Families cope with delayed retirement and fallen home values

NATIONAL - When Ralph Aguayo and his wife Leah opened their retirement savings statement last fall, they couldn't believe their eyes.

"When I saw that statement in October, I was shocked, absolutely shocked, because I felt it was hard earned money. It was money that we had sacrificed," says Ralph.

Their accounts took a serious financial hit, a loss of $50,000.

"We came to a period where we had to make a decision to continue to invest in mutual funds or pull some out and put it into the money market to slow the bleeding.  That's what I chose to do," says Aguayo.

And the value of their Ben Lomond home has taken a dive.

Ralph says, "This was appraised at one time $750 to $800 thousand, and now no way.  It's plummeted, plummeted."

The Aguayos were hoping to retire from their ceramics teaching jobs in the next three to five years, but now they say they'll be raising their retirement glass in ten.

"I got mixed feelings about it. It's not like we don't like our jobs, first of all, but then there's the excitement about something new on the horizon and wanting to start that before you get too old, before you can't do other things," says Ralph.

Financial advisors like James Glass say for people who are close to retirement, you may have to work a little bit longer and be patient with your investments and your 401K savings.

"At age 55, I take you from a moderate portfolio to a moderately conservative portfolio, cause I don't know when the market is going to correct, but I want the contributions that you are putting in, I want to sustain those.  I want that value to remain," says Glass.

And for those under 40, start saving and be balanced.

"Put money into balanced investments.  You can afford to be aggressive because you have a lot of time on your side.  You have 30-35 years because you're 30 before you retire at age 60 or 65, you can afford to be aggressive," says Glass.

The Aguayos were hoping to retire and expand their salsa business, but that has also been put on hold as they re-evaluate their future.

Ralph says, "We've got to hold on right now, some pretty big accounts, but we just can't afford or we're all a little scared to put that money out to go for that dream."

Financial planners say the average 401K participant saves between 9 and 10 percent of their income.
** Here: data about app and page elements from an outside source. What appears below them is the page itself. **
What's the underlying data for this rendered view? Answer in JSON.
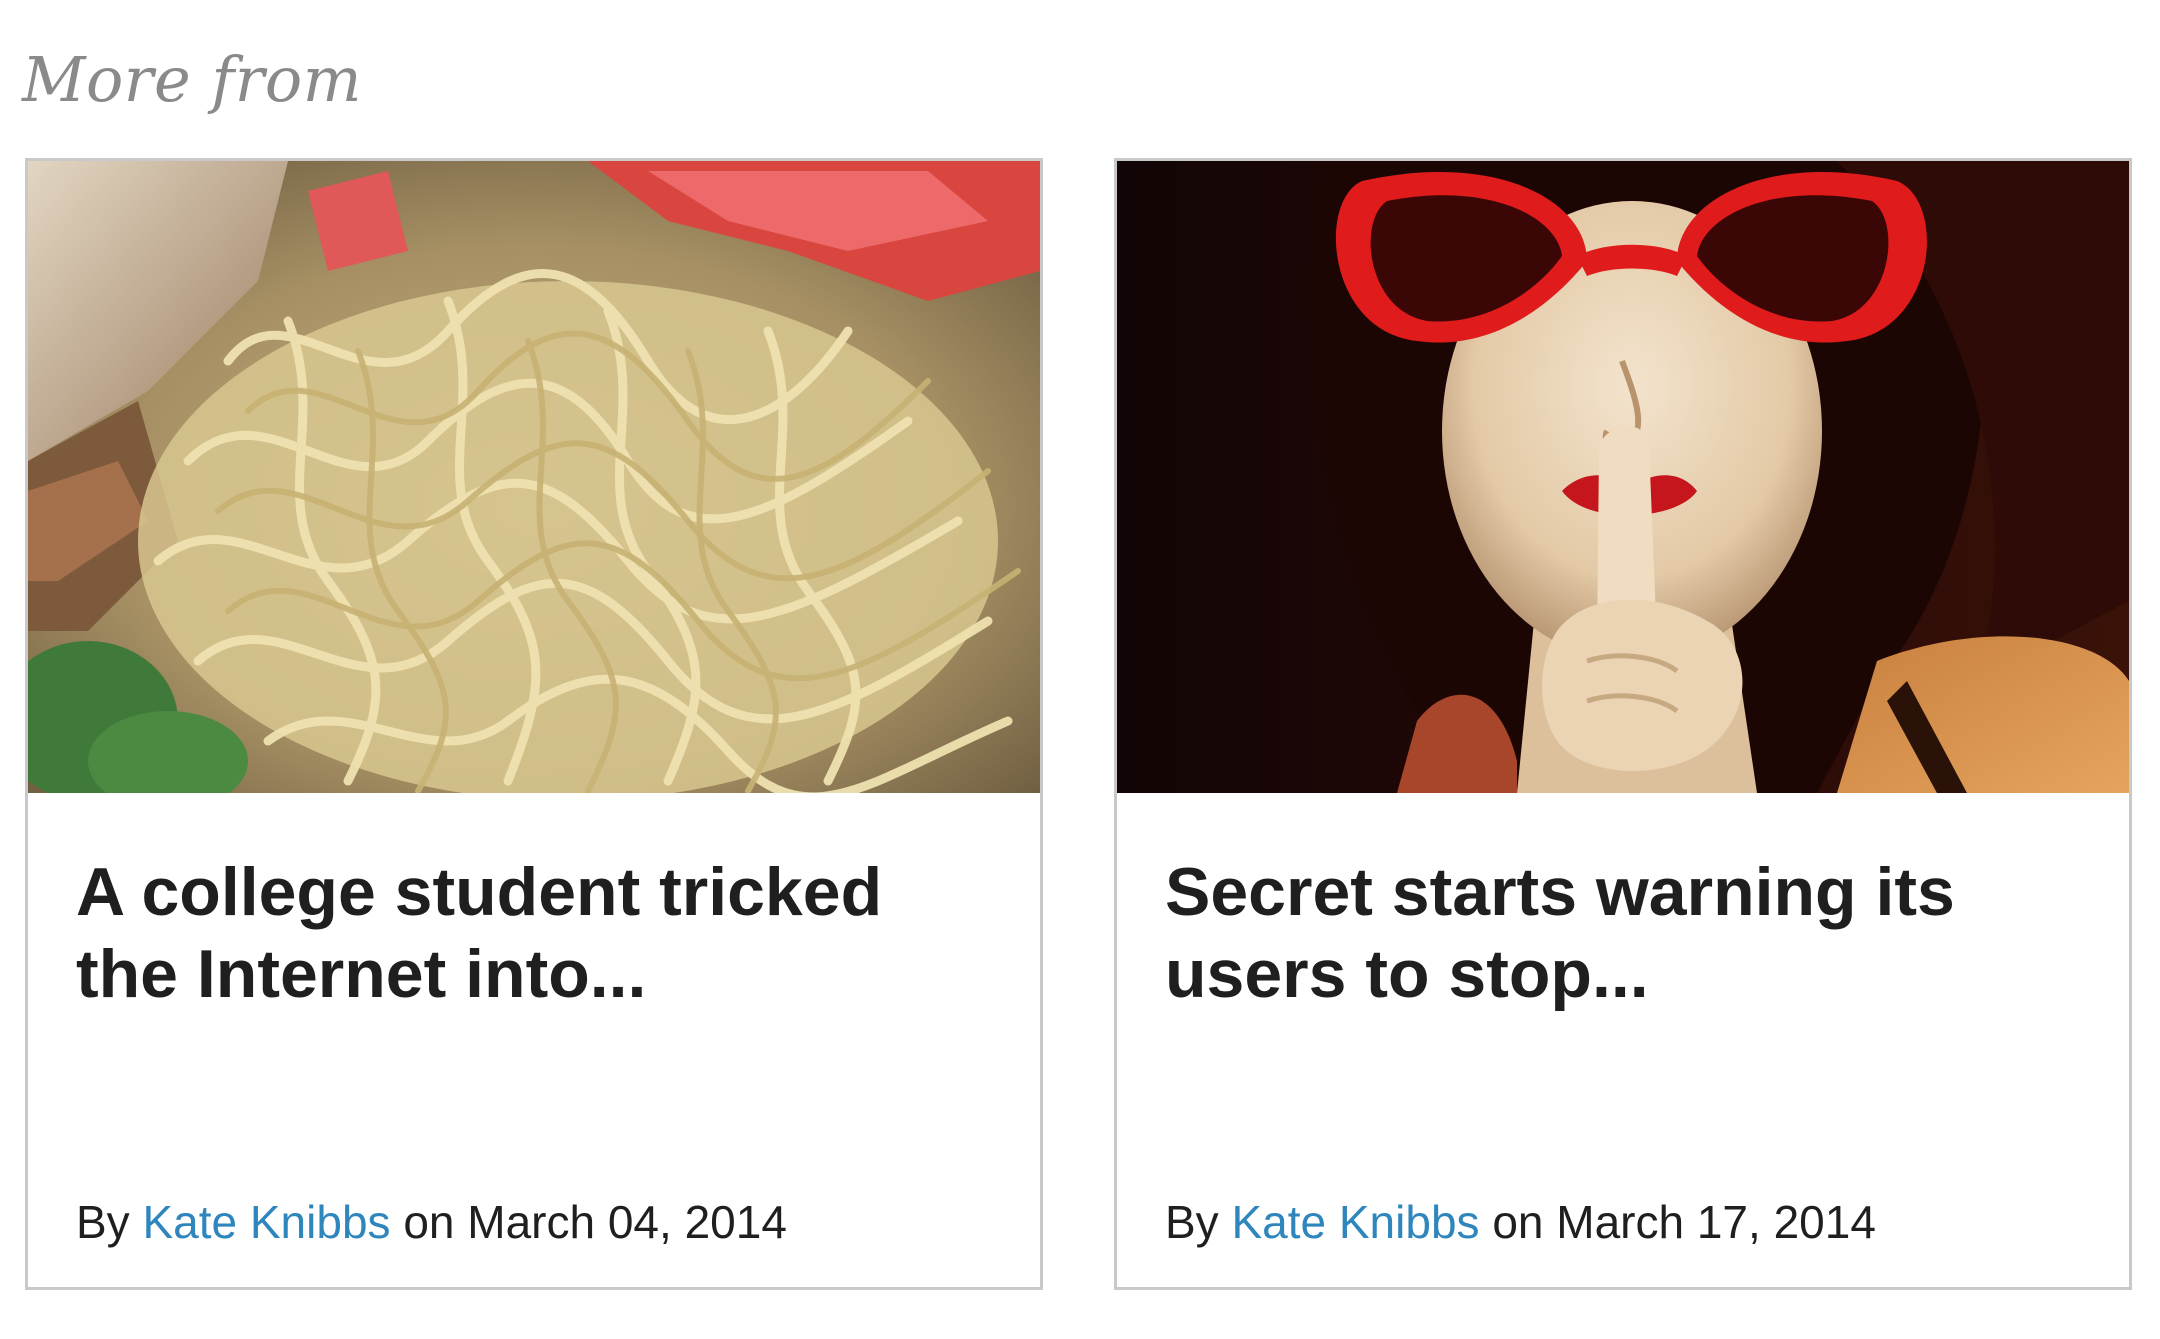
{
  "section": {
    "heading": "More from"
  },
  "cards": [
    {
      "title": "A college student tricked the Internet into...",
      "by_label": "By",
      "author": "Kate Knibbs",
      "on_label": "on",
      "date": "March 04, 2014",
      "image_subject": "bowl of ramen noodles"
    },
    {
      "title": "Secret starts warning its users to stop...",
      "by_label": "By",
      "author": "Kate Knibbs",
      "on_label": "on",
      "date": "March 17, 2014",
      "image_subject": "mannequin with red heart sunglasses making shush gesture"
    }
  ],
  "colors": {
    "heading": "#8a8a8a",
    "title": "#1f1f1f",
    "author_link": "#2f86bd",
    "card_border": "#c9c9c9"
  }
}
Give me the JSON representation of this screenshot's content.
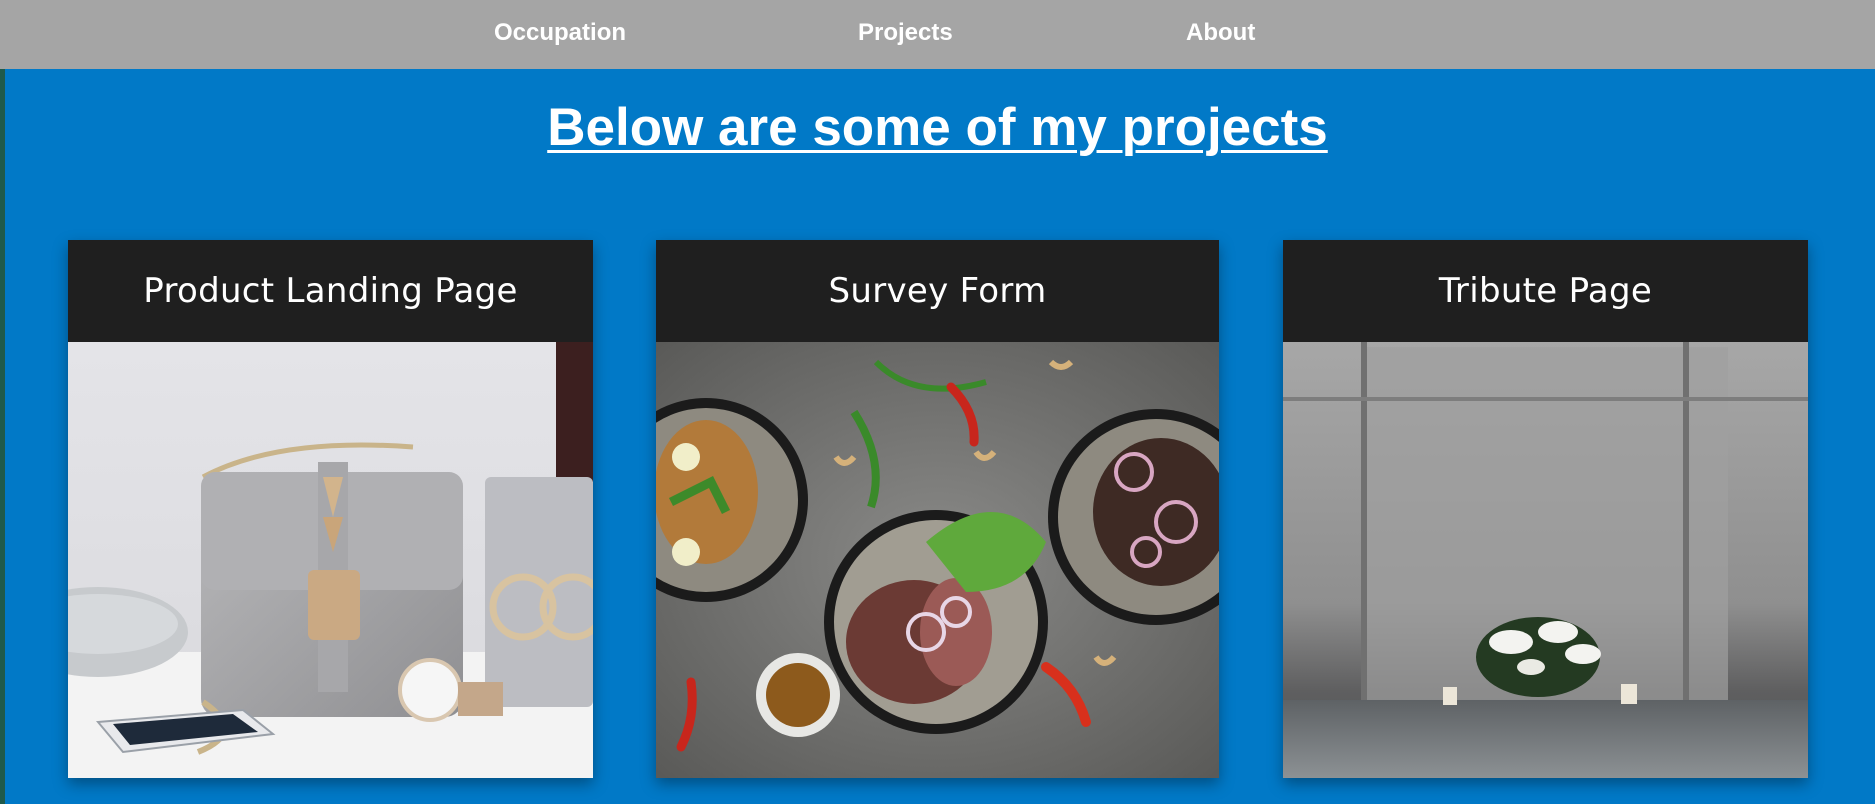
{
  "nav": {
    "links": [
      {
        "label": "Occupation"
      },
      {
        "label": "Projects"
      },
      {
        "label": "About"
      }
    ],
    "background": "#a5a5a5"
  },
  "projects_section": {
    "heading": "Below are some of my projects",
    "background": "#0179c7",
    "cards": [
      {
        "title": "Product Landing Page",
        "image": "handbag-watch-photo"
      },
      {
        "title": "Survey Form",
        "image": "food-bowls-photo"
      },
      {
        "title": "Tribute Page",
        "image": "memorial-flowers-photo"
      }
    ]
  }
}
But they say that number should be closer to 20 percent of your gross income, that way over time you will have a significant amount of money that you can use for your retirement.